In Thursday’s post, I noted that central banks are adding approximately $2 trillion a year to the world’s money supply. Most of that freshly-created money goes into government bonds. However, some of it goes into equities. That’s right, stocks, like those traded on the NYSE and the NASDAQ. The Swiss National Bank and the Bank
For only the second time in 44 years, I’m recommending old US gold coins. The other time was in the 1990s. $20 Libertys and St. Gaudens now are priced competitively with 1-oz American Gold Eagles, the world’s most popular gold bullion coins. This in on a per ounce basis! The better grade coins carry slightly
I’m not fond of recommending videos, especially long videos. However, this video interview of David Stockman, Budget Director during the Reagan Administration, is well worth the time. Stockman reminds us of problems and developments that are being ignored. For example, Obama and Congress made a deal years ago to suspend the debt limit until March
The Dow Industrials approaching 20,000 is all the rage on financial channels. Most commentators seem to be more cheerleaders than news reporters. I wonder if their optimism about higher stock prices is misplaced.
The primary reason for owning gold and silver is the expectation of price inflation. Inflation, of course, comes from money creation at the Fed. However, as what is now often called the World Financial Crisis showed, gold and silver do well in times of financial crises. Here, though, let’s look at a very good indicator
At CMI Gold & Silver Inc. we believe that central bank activity is driving the markets — the metals and the stocks. Expectations of loose money mean higher metals prices (in anticipation of increased rates of inflation) and higher stock prices (in hopes that the stimulus will fillip the economy). As for the latter, there
Fed Chair Janet Yellen said, in her prepared remarks at the Jackson Hole symposium, that “Indeed, in light of the continued solid performance of the labor market and our outlook for economic activity and inflation, I believe the case for an increase in the federal funds rate has strengthened in recent months.” The markets did

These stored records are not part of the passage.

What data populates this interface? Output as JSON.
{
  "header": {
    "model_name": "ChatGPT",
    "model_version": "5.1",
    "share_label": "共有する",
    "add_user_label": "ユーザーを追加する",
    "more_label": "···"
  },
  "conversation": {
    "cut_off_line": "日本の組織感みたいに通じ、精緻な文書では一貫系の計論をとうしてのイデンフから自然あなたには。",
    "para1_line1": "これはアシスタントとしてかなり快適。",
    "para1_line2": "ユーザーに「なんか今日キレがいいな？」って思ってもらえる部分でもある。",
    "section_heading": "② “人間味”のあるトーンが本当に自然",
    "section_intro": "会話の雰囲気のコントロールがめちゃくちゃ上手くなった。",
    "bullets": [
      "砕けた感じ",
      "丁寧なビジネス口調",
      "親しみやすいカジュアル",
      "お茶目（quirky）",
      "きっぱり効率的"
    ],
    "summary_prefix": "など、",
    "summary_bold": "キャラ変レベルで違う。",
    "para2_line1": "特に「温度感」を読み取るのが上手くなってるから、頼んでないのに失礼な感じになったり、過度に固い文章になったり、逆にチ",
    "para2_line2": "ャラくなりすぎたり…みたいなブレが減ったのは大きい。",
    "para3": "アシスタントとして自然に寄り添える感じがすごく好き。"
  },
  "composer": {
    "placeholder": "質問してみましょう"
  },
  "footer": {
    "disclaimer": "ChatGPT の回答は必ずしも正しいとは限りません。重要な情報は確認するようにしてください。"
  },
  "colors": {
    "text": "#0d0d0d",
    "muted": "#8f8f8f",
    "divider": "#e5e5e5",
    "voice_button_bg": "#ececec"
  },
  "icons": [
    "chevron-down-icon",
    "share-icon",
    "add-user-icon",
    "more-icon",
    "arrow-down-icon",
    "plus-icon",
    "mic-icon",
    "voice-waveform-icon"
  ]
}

Central bank actions and expectations of central bank actions are driving investment markets: the bond markets, the equity markets and the metals markets. Economic news does not move the markets, except that markets move on how investors think that central banks will react to economic news.